Data records below:

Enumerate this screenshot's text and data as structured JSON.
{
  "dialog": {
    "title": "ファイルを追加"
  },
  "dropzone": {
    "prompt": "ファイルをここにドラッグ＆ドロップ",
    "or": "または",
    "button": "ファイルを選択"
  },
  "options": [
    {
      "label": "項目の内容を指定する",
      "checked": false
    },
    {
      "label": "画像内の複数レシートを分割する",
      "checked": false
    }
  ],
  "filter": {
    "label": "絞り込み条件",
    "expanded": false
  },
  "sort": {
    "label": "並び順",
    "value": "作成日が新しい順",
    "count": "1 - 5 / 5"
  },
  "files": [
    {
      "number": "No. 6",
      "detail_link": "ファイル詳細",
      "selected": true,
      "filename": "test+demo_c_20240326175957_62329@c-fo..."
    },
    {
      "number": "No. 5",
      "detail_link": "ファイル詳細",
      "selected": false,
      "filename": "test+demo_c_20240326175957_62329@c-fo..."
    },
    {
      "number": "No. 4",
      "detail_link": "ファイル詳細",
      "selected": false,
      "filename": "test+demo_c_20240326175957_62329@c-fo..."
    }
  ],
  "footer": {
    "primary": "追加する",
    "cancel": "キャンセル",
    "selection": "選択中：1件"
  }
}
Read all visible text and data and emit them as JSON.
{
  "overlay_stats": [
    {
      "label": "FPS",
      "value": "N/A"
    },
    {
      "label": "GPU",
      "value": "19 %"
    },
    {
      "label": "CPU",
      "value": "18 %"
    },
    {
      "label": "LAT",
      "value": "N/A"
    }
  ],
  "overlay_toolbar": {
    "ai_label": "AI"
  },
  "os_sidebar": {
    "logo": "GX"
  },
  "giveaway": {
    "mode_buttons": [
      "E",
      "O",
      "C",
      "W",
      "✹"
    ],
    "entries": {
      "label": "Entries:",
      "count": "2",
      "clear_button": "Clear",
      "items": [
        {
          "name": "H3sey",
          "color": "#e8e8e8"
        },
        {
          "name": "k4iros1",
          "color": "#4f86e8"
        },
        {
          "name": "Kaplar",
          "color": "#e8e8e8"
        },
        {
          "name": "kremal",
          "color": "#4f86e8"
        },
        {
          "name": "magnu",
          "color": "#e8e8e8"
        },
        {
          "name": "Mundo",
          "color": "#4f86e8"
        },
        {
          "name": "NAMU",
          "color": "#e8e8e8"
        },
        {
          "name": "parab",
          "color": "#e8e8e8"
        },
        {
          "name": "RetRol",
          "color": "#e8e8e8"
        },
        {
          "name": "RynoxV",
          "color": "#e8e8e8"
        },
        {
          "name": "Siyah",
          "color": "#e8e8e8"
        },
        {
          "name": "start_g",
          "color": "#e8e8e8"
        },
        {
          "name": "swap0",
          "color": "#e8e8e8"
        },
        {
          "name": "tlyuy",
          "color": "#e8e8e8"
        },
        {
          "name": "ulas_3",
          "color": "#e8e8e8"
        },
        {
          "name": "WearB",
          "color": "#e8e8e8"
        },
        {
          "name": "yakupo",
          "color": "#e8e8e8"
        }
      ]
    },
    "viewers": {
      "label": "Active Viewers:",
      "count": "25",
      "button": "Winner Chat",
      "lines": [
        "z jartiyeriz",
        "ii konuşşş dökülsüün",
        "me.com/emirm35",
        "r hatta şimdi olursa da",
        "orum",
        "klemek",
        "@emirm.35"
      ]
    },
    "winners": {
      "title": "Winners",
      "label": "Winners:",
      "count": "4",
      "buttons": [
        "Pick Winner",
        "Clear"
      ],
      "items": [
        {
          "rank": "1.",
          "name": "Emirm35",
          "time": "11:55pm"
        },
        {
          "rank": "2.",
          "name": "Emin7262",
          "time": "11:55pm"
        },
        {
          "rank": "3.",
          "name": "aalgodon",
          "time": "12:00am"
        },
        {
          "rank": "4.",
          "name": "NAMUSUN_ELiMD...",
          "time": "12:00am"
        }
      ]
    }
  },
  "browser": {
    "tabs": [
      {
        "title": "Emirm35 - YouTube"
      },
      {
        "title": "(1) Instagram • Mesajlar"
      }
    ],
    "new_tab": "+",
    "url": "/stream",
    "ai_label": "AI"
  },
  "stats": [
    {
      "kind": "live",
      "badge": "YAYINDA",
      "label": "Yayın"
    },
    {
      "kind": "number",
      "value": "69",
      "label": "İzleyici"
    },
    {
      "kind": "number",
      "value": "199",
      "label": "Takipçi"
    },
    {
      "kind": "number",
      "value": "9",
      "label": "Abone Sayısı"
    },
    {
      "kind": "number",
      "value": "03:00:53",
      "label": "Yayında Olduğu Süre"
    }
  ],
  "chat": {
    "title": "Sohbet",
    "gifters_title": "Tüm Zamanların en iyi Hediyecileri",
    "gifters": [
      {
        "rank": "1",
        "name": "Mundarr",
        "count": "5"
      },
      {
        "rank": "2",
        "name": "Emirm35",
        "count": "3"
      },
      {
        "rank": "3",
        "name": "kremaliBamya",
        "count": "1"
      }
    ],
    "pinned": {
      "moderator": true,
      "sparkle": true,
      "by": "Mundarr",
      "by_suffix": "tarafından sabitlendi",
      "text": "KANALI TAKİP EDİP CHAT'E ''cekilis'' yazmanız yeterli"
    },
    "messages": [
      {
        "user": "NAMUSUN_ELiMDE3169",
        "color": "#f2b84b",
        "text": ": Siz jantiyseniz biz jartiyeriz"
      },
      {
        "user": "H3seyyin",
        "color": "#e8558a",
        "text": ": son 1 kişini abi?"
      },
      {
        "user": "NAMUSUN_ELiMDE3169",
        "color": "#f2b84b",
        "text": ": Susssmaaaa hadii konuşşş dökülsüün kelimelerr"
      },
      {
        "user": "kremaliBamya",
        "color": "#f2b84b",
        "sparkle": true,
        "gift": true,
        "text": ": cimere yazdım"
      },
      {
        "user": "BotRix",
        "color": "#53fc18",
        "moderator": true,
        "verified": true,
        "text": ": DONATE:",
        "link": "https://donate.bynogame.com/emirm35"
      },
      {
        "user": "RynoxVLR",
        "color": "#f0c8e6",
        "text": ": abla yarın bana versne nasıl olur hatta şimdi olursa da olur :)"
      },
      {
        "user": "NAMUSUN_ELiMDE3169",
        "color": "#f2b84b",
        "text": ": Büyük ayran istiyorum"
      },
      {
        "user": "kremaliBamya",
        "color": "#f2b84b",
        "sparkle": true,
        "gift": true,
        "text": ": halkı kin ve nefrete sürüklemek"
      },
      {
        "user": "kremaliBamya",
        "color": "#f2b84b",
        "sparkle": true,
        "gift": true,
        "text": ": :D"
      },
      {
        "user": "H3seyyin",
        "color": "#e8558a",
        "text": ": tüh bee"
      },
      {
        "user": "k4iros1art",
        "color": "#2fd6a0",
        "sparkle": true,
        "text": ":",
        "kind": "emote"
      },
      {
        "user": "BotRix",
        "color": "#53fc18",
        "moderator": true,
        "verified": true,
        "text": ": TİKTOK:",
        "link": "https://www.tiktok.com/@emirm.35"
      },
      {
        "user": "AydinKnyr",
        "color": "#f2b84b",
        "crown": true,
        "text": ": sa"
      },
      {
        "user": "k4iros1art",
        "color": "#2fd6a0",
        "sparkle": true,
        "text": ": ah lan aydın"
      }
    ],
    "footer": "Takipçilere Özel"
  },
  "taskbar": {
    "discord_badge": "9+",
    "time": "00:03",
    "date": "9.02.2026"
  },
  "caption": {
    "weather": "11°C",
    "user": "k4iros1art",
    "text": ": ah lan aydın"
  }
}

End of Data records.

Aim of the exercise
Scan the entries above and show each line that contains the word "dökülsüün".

Task output
        "ii konuşşş dökülsüün",
        "text": ": Susssmaaaa hadii konuşşş dökülsüün kelimelerr"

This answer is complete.